To transform alcohols--short hydrocarbons that harbor an extra oxygen and hydrogen atom--chemists must oxidize them by stripping off two or three hydrogen atoms. Chromium oxide is a master at such reactions, so thirsty for electrons that it readily swipes a pair of electrons from an alcohol's hydrogen atoms and pulls the protons along with them. The problem is that once satiated, the toxic metal is unable to give up the hydrogens again, so waste is generated as fast as the desired product is.
Organic chemist Roger Sheldon and his colleagues as Delft University of Technology in the Netherlands sought a similar compound that wouldn't be used up in the process. Other researchers had shown that a palladium atom linked to an organic group called phenanthroline--a trio of hydrocarbon rings--could do the trick. The palladium atoms initially snatch hydrogens from the alcohols but later give them up to oxygen atoms in the solvent, generating water and returning the catalyst to its original state. Thus, far less of it is needed to run the reaction. Palladium is also less toxic than chromium.
But the process still required dangerous organic solvents, and recovering the reaction products from the mix of solvent and catalyst required turning up the heat to distill the solvent, a treatment that could destroy the catalyst. So Sheldon and his colleagues set out to coax similar palladium catalysts to work in a friendlier solvent: water. By linking palladium to phenanthrolines modified with sulfur-containing groups, they made the catalyst water soluble. When the researchers added various alcohols, they found that the catalyst worked well, especially when helped by a common basic compound such as sodium hydroxide, which speeds the reaction by plucking hydrogens off the alcohol. And because the oily reaction products float atop the solution, chemists can easily siphon them off while keeping the catalyst intact.

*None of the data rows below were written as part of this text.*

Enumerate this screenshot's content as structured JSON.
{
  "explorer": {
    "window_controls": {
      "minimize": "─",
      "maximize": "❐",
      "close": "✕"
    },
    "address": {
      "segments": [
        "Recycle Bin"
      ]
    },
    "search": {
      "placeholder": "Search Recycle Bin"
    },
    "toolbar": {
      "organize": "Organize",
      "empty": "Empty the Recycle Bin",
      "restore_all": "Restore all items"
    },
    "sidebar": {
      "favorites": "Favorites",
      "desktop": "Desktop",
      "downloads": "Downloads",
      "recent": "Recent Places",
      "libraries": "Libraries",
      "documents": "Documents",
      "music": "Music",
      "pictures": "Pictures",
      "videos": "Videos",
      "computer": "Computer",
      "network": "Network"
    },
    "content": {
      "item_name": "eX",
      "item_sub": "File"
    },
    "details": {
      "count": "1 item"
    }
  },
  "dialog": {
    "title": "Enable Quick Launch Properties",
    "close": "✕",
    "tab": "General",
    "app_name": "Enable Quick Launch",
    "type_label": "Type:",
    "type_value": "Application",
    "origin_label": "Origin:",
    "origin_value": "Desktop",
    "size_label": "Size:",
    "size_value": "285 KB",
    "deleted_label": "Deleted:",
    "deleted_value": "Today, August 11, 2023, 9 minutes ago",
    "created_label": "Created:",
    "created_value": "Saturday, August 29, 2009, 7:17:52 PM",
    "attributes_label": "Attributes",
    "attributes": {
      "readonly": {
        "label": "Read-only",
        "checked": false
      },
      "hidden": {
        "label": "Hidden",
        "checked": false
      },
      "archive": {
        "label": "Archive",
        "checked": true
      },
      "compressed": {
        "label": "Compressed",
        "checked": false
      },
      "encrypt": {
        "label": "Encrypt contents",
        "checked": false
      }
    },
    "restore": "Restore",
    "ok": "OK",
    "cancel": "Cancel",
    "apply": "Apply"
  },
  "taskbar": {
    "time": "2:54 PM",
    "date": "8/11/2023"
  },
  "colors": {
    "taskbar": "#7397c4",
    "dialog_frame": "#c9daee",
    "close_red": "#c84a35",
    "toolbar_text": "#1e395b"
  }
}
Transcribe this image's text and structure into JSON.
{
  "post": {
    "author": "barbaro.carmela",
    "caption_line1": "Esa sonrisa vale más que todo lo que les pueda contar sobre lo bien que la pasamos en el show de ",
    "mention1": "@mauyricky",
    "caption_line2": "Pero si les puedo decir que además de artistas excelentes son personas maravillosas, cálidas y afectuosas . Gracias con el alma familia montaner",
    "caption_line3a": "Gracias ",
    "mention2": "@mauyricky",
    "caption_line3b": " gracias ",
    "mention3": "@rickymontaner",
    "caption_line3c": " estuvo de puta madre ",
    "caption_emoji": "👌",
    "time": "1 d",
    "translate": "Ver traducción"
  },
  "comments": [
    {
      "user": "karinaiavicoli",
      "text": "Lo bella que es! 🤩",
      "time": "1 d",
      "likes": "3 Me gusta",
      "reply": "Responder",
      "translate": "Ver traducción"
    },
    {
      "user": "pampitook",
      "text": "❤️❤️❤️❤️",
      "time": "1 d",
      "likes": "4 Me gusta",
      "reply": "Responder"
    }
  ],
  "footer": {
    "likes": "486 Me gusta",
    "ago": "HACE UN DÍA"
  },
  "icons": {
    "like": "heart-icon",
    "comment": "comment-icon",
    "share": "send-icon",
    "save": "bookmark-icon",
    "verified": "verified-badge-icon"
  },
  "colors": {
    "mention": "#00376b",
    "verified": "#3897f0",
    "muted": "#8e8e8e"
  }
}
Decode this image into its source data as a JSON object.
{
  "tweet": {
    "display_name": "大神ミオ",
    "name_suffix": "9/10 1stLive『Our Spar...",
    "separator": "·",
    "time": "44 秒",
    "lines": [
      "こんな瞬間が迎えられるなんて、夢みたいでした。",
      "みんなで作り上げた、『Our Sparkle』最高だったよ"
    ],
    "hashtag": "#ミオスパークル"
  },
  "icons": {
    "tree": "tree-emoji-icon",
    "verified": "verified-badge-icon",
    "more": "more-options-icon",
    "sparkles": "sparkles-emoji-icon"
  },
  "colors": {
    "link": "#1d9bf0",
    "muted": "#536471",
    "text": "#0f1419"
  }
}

Terry Collins, a chemist at Carnegie Mellon University in Pittsburgh, Pennsylvania, says several practical problems will have to be worked out before the method is ready for large-scale use in industry. Yet, "It's very interesting chemistry," he says. "Getting rid of chromium is a great thing to be doing."